See First

pic23What if a student was highly intelligent, perhaps even with stronger understanding of complex concepts than you and me, but was unable to speak or write or type. What then? How would we know? How would we see?

I recently had the pleasure of talking with wonderful parents of a boy who was considered to be nonverbal until he got his hands on a letterboard — a way to communicate that didn’t require fine motor skills. It turns out that he processes auditory information quite well, is very bright, and is now on a path to prepare for a college education likely in physics. That letterboard was a game changer.

His story reminded me of Carly Fleischmann whose inner voice could finally be “heard” by typing. The part about Carly’s story that stuck with me was her dad reflecting on how they used to talk about Carly with Carly in the room, as if Carly was not able to understand. He later found out that she was comprehending everything, and the regret weighed heavy in his voice.

These stories are awe-inspiring, but what about the more mundane stories out there?  There are so many other students who are being assessed by methods that are limited. The limited methods… limit our ability to truly “see” students for all that they are. This is more common than not. One of the problems with most school assessments is that they are limited to “paper and pencil”, or perhaps computerized, tests that required verbal-linguistic skills.

Why do we do this? It’s a cycle. Those who did well with verbal-linguistic skills, along with meeting other neurotypical expectations, are the ones who go on to become the test-makers and evaluators of the test results.

Now it is time to see beyond. The first step is gaining awareness through stories like Carly’s and studies such as the following:

Words Say Little About Cognitive Abilities in Autism by Nicholette Zeliadt, Spectrum News

Interaction Takes Two: Typical Adults Exhibit Mind-Blindness Towards Those With Autism Spectrum Disorder. Edey R, et al. J Abnorm Psychol. 2016

Note that second one isn’t about verbal so much as nonverbal, and the title caught several people by surprise when it was first posted. This reaction shows how pervasive our preconceived filters can be, including in how we frame our research.

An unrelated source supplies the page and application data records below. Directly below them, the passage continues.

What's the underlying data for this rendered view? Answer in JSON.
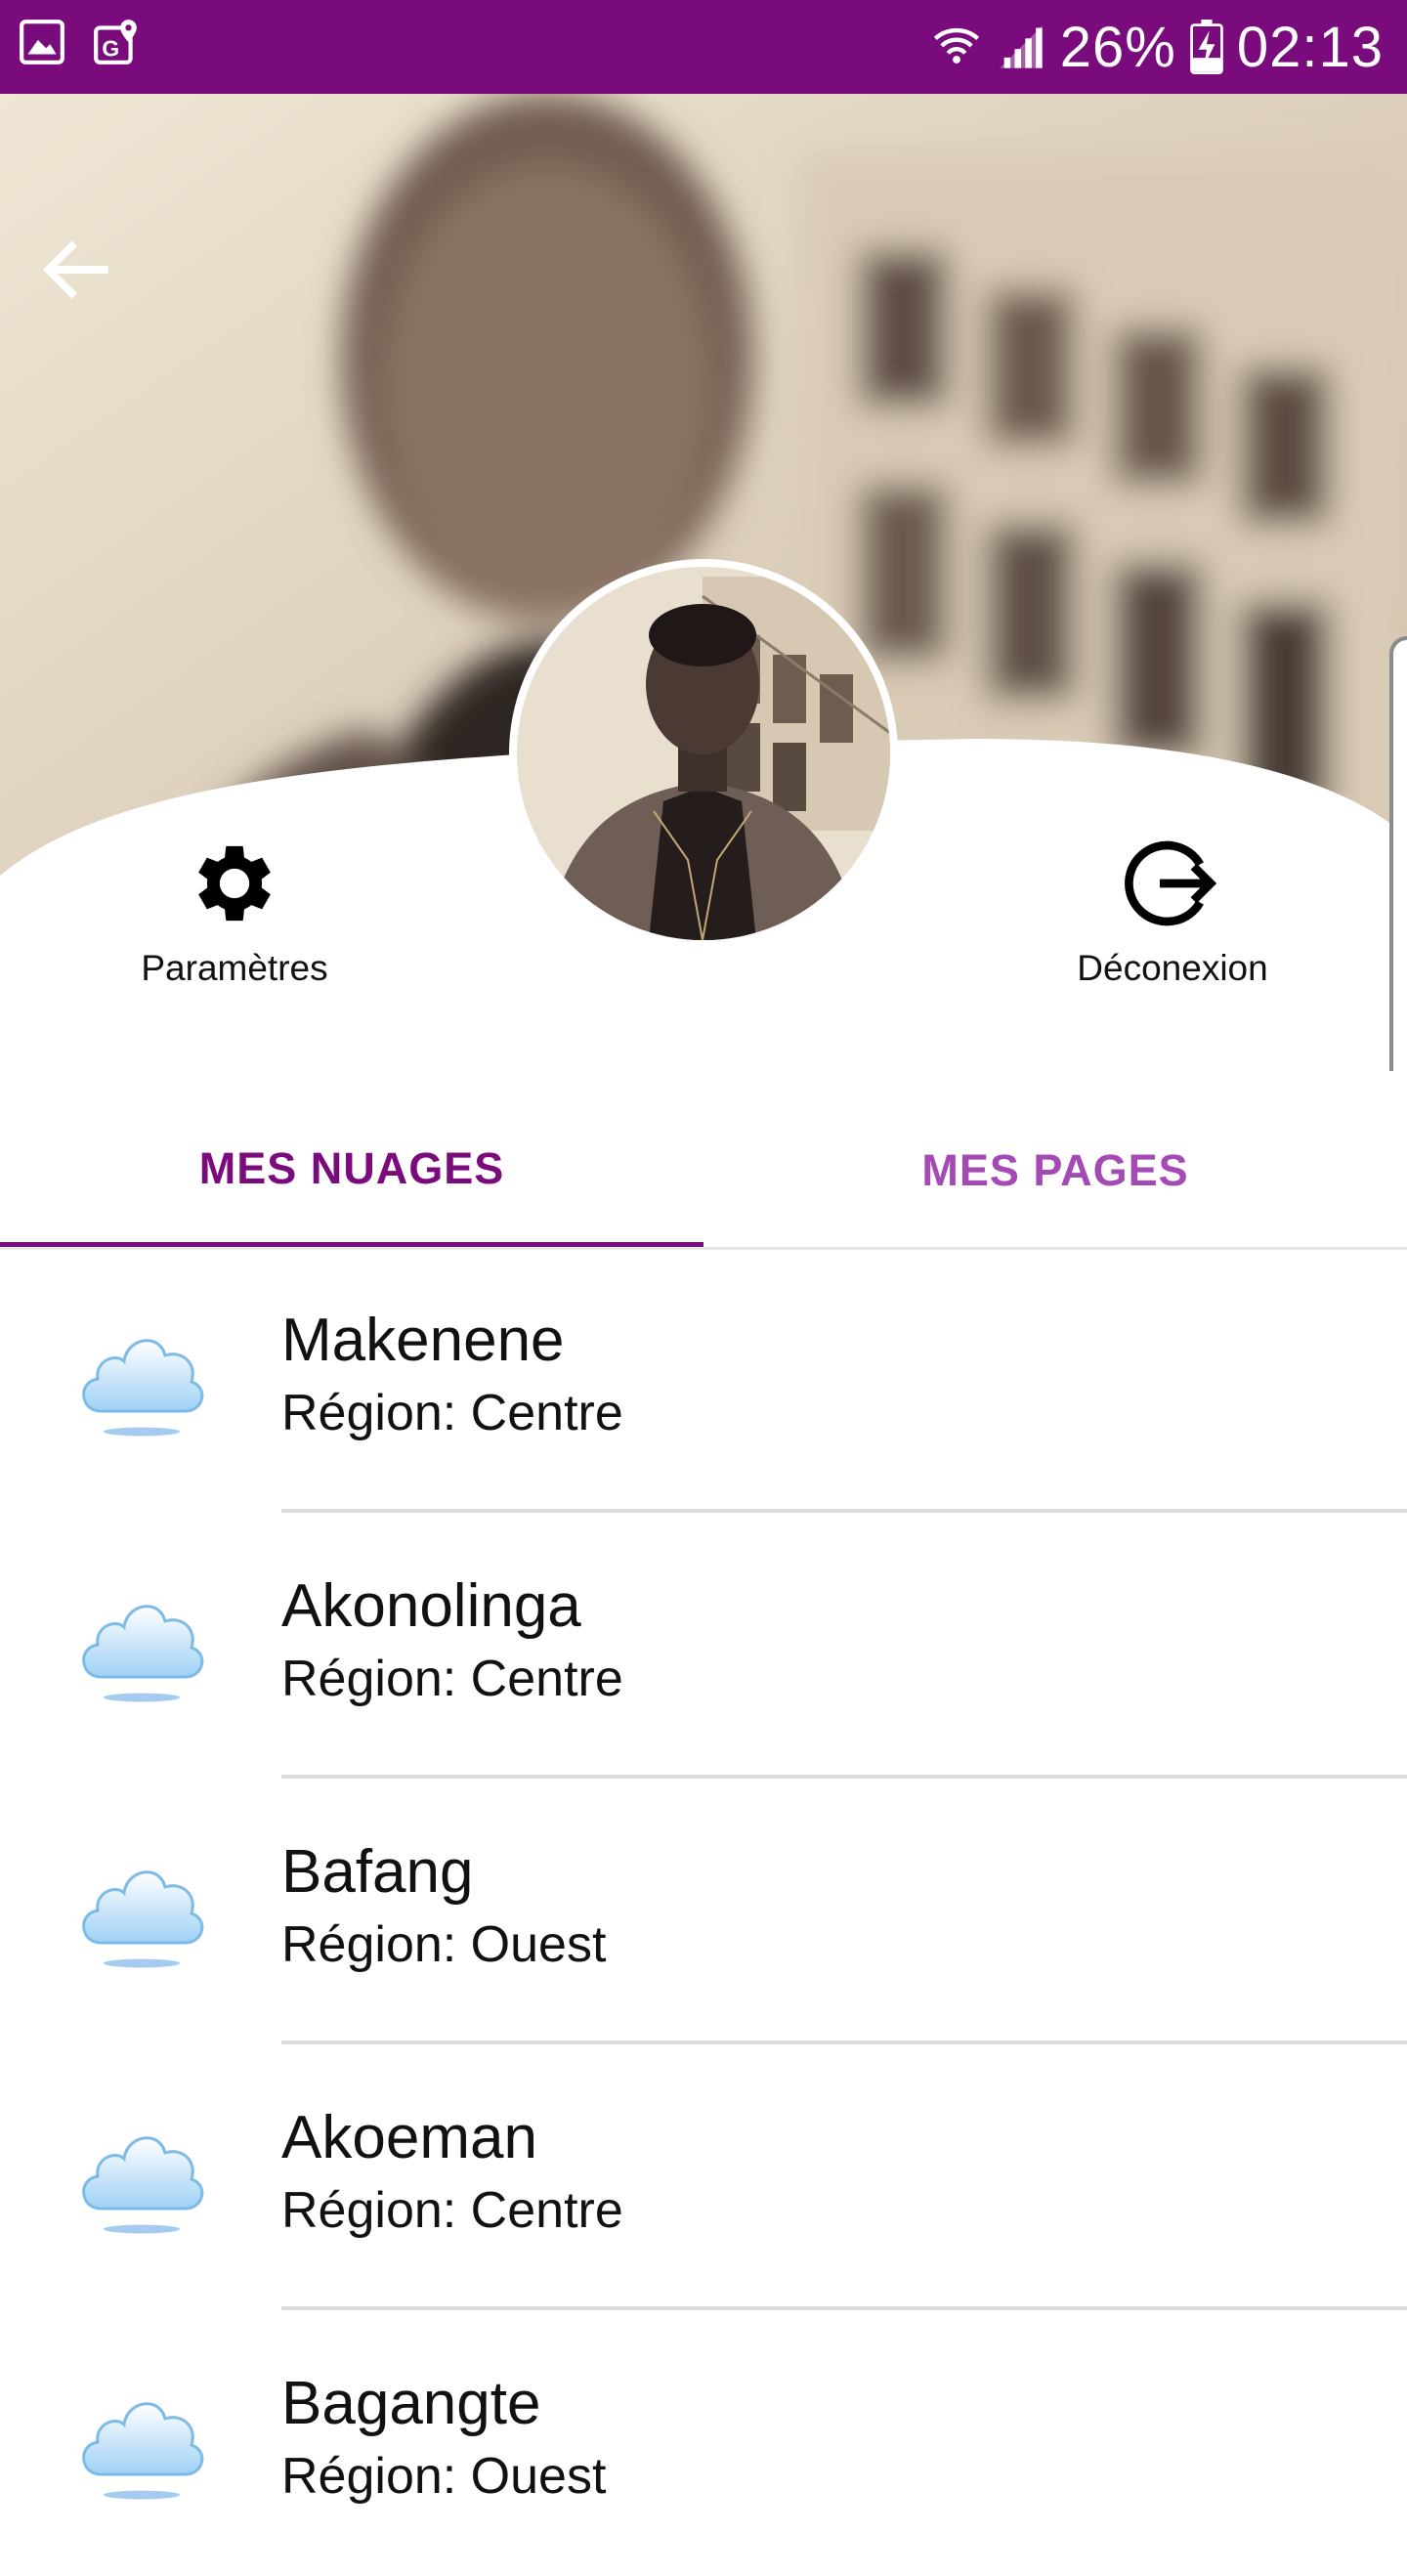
{
  "status_bar": {
    "battery": "26%",
    "time": "02:13",
    "icons": [
      "gallery-icon",
      "maps-icon",
      "wifi-icon",
      "signal-icon",
      "battery-charging-icon"
    ]
  },
  "header": {
    "back_icon": "arrow-left-icon"
  },
  "actions": {
    "settings_label": "Paramètres",
    "logout_label": "Déconexion"
  },
  "tabs": [
    {
      "label": "MES NUAGES",
      "active": true
    },
    {
      "label": "MES PAGES",
      "active": false
    }
  ],
  "colors": {
    "primary": "#7a0b7c",
    "tab_inactive": "#a44ab4",
    "divider": "#dddddd"
  },
  "clouds": [
    {
      "name": "Makenene",
      "region": "Région: Centre"
    },
    {
      "name": "Akonolinga",
      "region": "Région: Centre"
    },
    {
      "name": "Bafang",
      "region": "Région: Ouest"
    },
    {
      "name": "Akoeman",
      "region": "Région: Centre"
    },
    {
      "name": "Bagangte",
      "region": "Région: Ouest"
    }
  ]
}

To quote Douglas Adams, “See first, think later, then test. But always see first. Otherwise, you will only see what you were expecting.”